WHAT IS BEING ASKED: The entries follow. Copy every line in which "time" appears.

MATERIAL FOR THIS TASK:

....

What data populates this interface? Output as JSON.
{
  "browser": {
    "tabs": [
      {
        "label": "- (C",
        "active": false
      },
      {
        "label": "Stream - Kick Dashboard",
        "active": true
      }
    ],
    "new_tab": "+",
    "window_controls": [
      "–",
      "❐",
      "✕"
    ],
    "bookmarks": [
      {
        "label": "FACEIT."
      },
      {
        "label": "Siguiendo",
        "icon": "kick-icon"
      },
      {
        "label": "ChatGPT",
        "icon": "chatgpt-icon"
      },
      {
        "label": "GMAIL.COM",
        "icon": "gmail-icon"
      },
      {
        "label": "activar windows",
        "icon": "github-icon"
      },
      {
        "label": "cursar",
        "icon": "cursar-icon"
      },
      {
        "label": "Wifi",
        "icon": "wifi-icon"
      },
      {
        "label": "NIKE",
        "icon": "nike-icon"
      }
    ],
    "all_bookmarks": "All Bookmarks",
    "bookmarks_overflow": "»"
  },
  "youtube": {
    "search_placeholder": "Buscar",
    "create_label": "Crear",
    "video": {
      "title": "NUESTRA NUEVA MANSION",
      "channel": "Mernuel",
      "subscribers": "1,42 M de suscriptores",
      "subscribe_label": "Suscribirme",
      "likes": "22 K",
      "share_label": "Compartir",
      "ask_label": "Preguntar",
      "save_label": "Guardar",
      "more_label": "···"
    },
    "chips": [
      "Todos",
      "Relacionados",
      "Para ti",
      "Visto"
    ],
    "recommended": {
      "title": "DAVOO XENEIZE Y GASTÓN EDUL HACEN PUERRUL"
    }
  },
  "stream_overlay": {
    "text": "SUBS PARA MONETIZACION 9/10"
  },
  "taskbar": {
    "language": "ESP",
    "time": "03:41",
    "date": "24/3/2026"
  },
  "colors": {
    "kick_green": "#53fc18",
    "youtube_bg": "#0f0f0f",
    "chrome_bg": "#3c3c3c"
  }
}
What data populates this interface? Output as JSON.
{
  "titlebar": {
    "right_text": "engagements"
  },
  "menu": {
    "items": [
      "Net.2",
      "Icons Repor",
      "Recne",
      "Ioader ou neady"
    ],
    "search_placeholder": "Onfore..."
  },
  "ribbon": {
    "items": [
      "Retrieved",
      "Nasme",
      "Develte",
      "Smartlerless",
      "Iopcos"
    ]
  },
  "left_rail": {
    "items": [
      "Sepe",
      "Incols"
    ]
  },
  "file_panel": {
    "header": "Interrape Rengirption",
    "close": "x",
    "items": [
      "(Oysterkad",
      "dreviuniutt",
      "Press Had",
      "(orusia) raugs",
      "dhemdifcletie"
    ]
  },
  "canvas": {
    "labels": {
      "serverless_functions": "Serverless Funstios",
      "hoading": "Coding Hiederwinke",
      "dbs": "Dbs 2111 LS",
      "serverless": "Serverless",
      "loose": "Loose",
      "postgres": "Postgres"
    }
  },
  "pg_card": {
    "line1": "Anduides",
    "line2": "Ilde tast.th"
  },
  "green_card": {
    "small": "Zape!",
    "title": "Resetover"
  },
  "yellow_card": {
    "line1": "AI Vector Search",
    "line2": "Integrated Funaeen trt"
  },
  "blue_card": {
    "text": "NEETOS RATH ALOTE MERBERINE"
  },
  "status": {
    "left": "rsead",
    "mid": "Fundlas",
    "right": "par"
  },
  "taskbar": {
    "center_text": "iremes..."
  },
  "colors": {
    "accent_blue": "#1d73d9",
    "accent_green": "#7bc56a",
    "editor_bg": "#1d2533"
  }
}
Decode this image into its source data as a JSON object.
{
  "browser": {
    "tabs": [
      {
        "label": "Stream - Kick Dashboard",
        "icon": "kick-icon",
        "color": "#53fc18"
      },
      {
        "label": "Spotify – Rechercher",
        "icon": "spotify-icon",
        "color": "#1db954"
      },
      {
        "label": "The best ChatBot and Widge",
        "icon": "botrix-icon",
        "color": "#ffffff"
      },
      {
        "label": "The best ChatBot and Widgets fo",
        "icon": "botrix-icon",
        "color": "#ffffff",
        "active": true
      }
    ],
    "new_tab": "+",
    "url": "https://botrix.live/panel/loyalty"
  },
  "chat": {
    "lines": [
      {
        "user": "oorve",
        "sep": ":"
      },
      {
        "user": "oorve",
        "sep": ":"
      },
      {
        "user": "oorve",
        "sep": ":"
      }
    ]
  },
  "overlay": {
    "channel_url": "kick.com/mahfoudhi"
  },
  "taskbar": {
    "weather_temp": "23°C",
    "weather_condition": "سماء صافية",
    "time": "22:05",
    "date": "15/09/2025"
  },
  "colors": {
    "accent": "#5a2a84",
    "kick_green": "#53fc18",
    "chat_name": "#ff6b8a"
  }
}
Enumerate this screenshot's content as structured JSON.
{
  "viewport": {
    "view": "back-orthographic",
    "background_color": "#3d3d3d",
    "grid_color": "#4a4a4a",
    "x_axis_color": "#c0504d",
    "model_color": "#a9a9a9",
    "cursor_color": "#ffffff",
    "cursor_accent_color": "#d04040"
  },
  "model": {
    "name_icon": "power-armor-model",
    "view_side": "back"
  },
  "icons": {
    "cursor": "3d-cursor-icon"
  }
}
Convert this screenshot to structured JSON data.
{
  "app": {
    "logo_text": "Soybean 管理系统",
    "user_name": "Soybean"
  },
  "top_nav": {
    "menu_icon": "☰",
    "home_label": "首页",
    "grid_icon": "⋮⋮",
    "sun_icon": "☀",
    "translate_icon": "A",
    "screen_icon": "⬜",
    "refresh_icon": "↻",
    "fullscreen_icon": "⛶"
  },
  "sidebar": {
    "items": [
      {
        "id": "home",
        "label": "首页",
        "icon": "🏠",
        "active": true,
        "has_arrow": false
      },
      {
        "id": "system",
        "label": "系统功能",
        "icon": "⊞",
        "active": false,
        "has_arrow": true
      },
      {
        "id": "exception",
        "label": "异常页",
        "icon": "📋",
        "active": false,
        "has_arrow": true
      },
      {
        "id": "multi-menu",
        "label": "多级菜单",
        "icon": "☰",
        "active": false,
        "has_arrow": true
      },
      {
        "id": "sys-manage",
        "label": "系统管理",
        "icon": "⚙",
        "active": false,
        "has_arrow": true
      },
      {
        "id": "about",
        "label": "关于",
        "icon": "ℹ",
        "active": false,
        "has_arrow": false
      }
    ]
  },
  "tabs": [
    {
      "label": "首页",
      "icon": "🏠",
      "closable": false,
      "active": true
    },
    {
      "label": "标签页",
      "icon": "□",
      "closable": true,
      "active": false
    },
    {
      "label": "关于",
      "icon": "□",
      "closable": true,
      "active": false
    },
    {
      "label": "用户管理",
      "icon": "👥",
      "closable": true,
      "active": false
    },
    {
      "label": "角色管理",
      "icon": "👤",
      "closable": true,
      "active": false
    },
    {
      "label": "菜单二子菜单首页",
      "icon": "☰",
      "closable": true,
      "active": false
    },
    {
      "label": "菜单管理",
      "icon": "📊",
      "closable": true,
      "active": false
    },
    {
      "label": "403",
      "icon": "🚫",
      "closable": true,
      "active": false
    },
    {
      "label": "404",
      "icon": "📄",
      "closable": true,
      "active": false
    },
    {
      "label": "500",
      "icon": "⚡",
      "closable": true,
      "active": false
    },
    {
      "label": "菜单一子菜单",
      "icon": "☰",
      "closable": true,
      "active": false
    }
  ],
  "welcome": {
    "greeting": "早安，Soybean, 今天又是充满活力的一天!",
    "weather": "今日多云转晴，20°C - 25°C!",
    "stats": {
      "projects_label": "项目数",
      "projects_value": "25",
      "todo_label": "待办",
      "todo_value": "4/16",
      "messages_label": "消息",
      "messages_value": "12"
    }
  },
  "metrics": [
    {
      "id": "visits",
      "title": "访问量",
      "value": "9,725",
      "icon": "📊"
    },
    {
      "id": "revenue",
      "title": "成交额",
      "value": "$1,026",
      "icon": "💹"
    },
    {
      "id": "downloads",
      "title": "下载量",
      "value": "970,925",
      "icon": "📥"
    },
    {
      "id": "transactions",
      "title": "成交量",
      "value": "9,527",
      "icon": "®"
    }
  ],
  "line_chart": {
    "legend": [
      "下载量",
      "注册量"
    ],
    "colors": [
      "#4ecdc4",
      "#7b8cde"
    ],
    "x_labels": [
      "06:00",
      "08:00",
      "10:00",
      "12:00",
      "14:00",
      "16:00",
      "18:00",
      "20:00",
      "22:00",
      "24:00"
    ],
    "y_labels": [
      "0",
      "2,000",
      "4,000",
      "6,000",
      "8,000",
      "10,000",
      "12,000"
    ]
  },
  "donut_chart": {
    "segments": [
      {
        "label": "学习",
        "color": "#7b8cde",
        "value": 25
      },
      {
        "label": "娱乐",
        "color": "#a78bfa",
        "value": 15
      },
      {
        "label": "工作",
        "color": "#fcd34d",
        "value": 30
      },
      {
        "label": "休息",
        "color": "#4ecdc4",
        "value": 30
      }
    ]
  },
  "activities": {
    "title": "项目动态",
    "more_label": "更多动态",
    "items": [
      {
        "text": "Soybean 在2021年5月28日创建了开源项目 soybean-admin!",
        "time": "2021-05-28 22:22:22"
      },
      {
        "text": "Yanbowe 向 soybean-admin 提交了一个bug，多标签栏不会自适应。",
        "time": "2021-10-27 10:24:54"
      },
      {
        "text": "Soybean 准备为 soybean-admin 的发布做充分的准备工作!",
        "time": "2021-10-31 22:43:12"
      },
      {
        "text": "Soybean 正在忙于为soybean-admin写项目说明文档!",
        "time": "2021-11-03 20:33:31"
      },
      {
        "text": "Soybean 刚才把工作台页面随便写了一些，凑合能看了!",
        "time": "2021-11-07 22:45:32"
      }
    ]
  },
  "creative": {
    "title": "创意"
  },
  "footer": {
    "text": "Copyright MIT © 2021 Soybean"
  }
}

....

YOUR SOLUTION:
    "time": "03:41",
    "time": "22:05",
        "time": "2021-05-28 22:22:22"
        "time": "2021-10-27 10:24:54"
        "time": "2021-10-31 22:43:12"
        "time": "2021-11-03 20:33:31"
        "time": "2021-11-07 22:45:32"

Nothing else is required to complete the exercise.